Restaurant mogul Ken Friedman may have trouble serving booze at his proposed new "farm-to-table, whole beast" restaurant on Bond Street, at least until he's able to convince Community Board 2 the place won't immediately become a late-night EDM party once it stops serving dinner.
Friedman, who along with chef April Bloomfield operates the wildly popular West Village gastropub Spotted Pig (as well as The Breslin and John Dory Oyster Bar), is requesting a liquor license for the new 2,900-square-foot restaurant he plans to open at 45 Bond Street, formerly home to Circolo45. Board members voted unanimously last night not to approve the request, at least until Friedman and the affiliated Sheetz Group agree to a variety of stipulations—20 of them, to be exact.
Billed as a "modern upscale restaurant serving farm-to-table fare with an emphasis on seasonal, indigenous ingredients," it's hard to imagine why some of the stipulations are necessary. Can the restaurant be a lounge? A tavern? A sports bar? No. TVs will be banned, as will dancing. There will be no sidewalk cafe nor backyard; there will be no DJs. There will be no alcohol service before noon on weekends, and guests will not be allowed to loiter on the street while awaiting their table. There will be no cover charges nor live music nor promoted events. Fine.
We've reached out to Friedman's spokespeople for comment on whether he'll agree to the board's requirements, and will update when we hear back.

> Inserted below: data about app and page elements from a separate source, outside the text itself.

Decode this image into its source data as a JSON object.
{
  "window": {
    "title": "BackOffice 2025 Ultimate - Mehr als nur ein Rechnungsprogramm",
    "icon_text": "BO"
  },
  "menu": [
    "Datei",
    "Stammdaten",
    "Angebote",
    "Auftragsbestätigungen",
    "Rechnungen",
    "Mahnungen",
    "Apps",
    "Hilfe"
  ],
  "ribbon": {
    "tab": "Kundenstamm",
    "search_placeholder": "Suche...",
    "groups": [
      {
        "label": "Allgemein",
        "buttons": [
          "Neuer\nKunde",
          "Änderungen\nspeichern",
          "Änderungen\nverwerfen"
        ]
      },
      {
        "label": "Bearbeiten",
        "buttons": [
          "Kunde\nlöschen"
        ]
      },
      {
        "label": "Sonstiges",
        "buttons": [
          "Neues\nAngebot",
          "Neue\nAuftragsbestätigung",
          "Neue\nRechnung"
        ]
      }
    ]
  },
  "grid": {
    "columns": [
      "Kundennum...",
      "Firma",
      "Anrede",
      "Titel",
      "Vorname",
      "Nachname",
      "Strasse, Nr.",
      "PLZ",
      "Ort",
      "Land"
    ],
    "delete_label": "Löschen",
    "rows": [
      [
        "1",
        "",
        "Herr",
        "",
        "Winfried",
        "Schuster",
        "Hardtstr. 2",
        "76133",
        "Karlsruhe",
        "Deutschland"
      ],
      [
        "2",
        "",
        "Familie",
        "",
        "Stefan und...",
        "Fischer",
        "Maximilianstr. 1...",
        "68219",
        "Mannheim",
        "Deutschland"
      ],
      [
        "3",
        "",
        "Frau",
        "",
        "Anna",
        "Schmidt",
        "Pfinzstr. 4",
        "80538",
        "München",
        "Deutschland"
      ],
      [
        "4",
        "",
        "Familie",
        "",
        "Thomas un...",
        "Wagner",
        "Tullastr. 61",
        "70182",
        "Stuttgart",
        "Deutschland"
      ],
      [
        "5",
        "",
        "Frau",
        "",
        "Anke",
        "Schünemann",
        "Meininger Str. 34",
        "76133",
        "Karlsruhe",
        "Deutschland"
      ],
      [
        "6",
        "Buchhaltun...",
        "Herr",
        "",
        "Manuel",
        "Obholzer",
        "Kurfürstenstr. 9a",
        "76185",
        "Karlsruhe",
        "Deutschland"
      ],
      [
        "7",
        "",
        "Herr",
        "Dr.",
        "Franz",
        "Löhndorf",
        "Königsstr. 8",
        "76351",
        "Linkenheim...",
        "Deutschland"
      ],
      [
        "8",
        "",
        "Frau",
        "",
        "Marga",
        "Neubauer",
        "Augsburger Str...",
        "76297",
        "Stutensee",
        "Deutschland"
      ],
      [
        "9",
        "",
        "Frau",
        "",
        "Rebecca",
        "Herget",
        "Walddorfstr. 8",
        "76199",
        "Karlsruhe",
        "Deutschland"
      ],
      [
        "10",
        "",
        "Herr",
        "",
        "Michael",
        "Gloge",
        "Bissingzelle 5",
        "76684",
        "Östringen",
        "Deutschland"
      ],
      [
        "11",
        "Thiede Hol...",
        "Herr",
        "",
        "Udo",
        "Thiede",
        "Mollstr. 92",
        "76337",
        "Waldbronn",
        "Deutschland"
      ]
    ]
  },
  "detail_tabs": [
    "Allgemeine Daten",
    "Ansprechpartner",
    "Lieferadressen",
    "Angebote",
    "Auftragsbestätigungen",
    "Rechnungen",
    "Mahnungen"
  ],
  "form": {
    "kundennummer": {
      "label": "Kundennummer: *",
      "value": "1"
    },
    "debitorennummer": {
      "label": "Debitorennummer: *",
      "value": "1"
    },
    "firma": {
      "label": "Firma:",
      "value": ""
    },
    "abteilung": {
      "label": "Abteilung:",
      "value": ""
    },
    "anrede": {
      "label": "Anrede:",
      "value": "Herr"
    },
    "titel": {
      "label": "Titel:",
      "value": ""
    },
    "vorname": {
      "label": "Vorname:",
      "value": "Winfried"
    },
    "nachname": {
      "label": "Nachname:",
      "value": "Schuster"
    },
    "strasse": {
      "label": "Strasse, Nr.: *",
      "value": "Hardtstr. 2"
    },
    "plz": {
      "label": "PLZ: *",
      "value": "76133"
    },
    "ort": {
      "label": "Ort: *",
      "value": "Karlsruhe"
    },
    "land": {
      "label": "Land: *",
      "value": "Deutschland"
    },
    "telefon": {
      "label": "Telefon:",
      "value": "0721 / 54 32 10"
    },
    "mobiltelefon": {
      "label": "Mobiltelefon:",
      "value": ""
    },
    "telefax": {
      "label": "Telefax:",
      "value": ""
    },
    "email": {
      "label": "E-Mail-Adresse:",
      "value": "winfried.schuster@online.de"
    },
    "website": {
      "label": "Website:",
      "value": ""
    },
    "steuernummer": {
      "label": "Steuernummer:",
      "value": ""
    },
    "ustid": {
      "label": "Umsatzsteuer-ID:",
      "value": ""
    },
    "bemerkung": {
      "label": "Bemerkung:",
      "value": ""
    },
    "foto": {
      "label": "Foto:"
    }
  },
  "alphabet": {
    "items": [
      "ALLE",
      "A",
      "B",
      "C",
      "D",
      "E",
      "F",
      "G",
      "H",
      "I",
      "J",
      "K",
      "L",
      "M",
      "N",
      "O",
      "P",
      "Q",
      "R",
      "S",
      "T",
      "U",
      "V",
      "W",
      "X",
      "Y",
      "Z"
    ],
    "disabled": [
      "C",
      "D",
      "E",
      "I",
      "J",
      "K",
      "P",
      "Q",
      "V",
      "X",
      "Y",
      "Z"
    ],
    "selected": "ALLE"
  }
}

It's worth noting that Community Board liquor license decisions are purely advisory, and the State Liquor Authority has been known to disregard them in the past.
Related: Friedman's plans for an East Village sandwich shop were also crushed last March, with board members in neighboring CB3 citing the need for "more retail balance." Man really can't catch a break, can he.